Approximations

Performance

Concept and Performance Darko Dragičević, Martin Sonderkamp Curator Kata Krasznahorkai Assistant Curator Lena Szirmay-Kalos Graphic and Visual Concept, Flyer, Poster Imre Lepsenyi Graphic, Visual Concept, Trailer, Magazine Benedek Takács Poster photograph Milica Lopičić Technical Concept Vazul Mándli, Zoltán Ádám Space Design Assistance Branka Blasius Documentation Martin Mallon Music 'The Deluge' by William Basinski Sound Design Tomas Wansing Produced by Collegium Hungaricum Berlin Supported by TanzFaktur Cologne, JSKD The Public Fund for Cultural Activities Slovenia Premiere Collegium Hungaricum Berlin, October 2015


Martin Sonderkamp and Darko Dragicevic unfold a 24/7 performance about the layers and traces of working and living together for 168 hours in a long-duree-performance at Collegium Hungaricum Berlin (CHB).

Their research is motivated by the question: How to crack open the divide between body and space? Choreography and space are thought of as intertwined, entangled and are being developed reciprocally: one cannot grow without the other.

Dragicevic and Sonderkamp will fabricate maps of concrete spaces and transfer the containing spatial properties, physical memory and affective resonances into the performance space. These maps are arranged in layers, allowing the performers to navigate between these superpositions. Movement and visual design are motivated by remembering, rebuilding, drawing, touching, tracing and imprinting.

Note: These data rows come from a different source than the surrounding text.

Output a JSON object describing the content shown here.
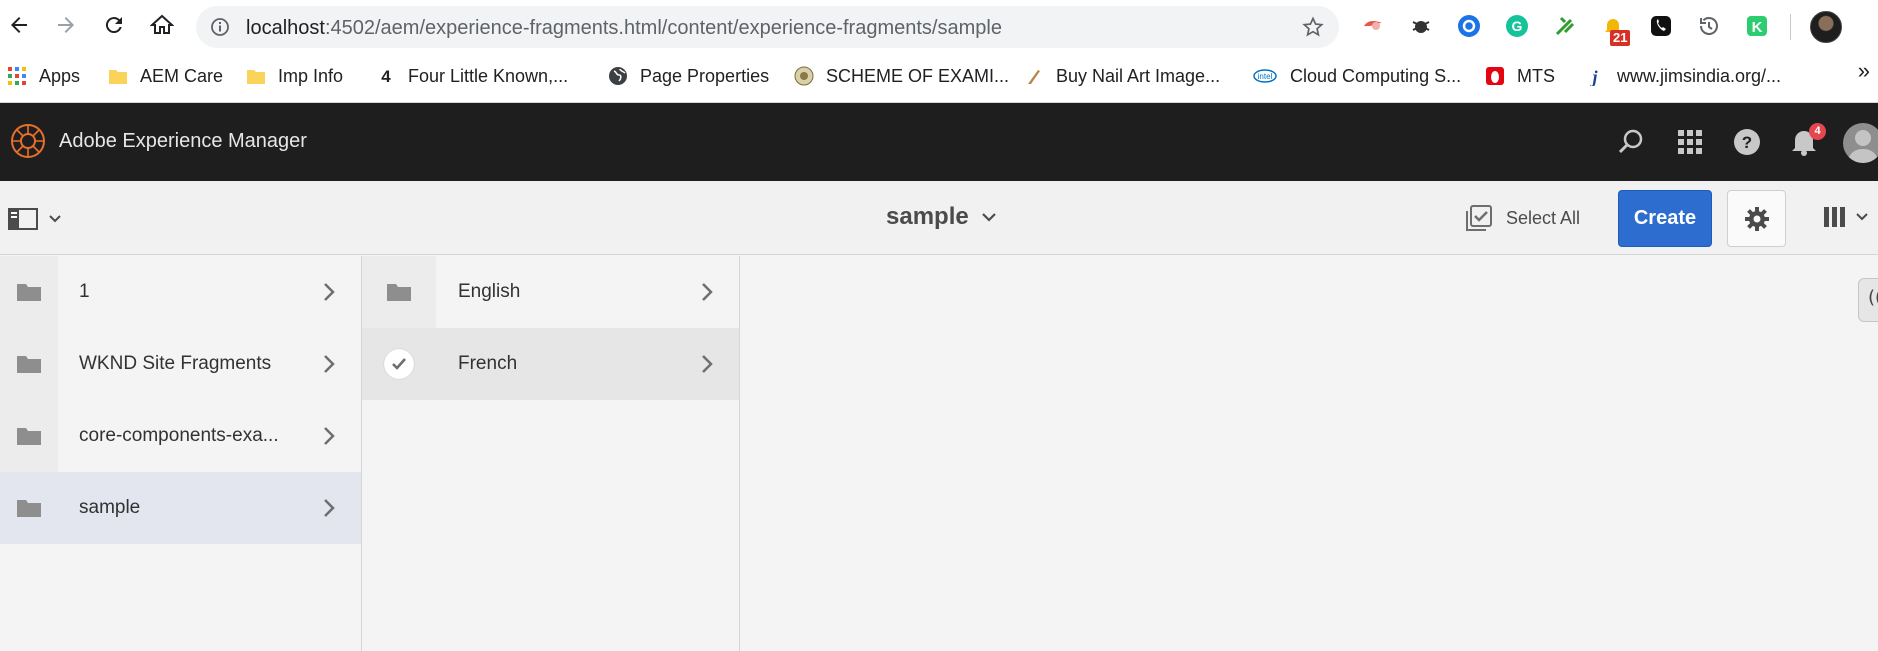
{
  "browser": {
    "url_host": "localhost",
    "url_rest": ":4502/aem/experience-fragments.html/content/experience-fragments/sample",
    "extension_badge": "21",
    "bookmarks": [
      {
        "label": "Apps",
        "icon": "apps-grid-icon"
      },
      {
        "label": "AEM Care",
        "icon": "folder-icon"
      },
      {
        "label": "Imp Info",
        "icon": "folder-icon"
      },
      {
        "label": "Four Little Known,...",
        "icon": "site-favicon"
      },
      {
        "label": "Page Properties",
        "icon": "globe-icon"
      },
      {
        "label": "SCHEME OF EXAMI...",
        "icon": "site-favicon"
      },
      {
        "label": "Buy Nail Art Image...",
        "icon": "site-favicon"
      },
      {
        "label": "Cloud Computing S...",
        "icon": "intel-favicon"
      },
      {
        "label": "MTS",
        "icon": "site-favicon"
      },
      {
        "label": "www.jimsindia.org/...",
        "icon": "site-favicon"
      }
    ],
    "more_bookmarks": "»"
  },
  "shell": {
    "title": "Adobe Experience Manager",
    "notification_count": "4"
  },
  "actionbar": {
    "breadcrumb": "sample",
    "select_all_label": "Select All",
    "create_label": "Create"
  },
  "columns": {
    "col1": [
      {
        "label": "1",
        "state": "normal"
      },
      {
        "label": "WKND Site Fragments",
        "state": "normal"
      },
      {
        "label": "core-components-exa...",
        "state": "normal"
      },
      {
        "label": "sample",
        "state": "active"
      }
    ],
    "col2": [
      {
        "label": "English",
        "state": "normal"
      },
      {
        "label": "French",
        "state": "selected"
      }
    ]
  },
  "side_tab": "(("
}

Spaces extend into the body, the body unfolds itself onto space, leaving transient and concrete traces, visual and bodily. These traces produce maps alongside which the performers arrange choreography, objects and their bodies, marking their passage through space-time. Each performance leaves its distinct marks in space, each consecutive performance uses the preceding one as a starting point and superimposes new layers of marks and traces.

As a common point of interest, both artists explore the conditions under which relations between space and bodies are conceived, exploring how spaces unfold toward an inside and how bodies affect a spatial outside.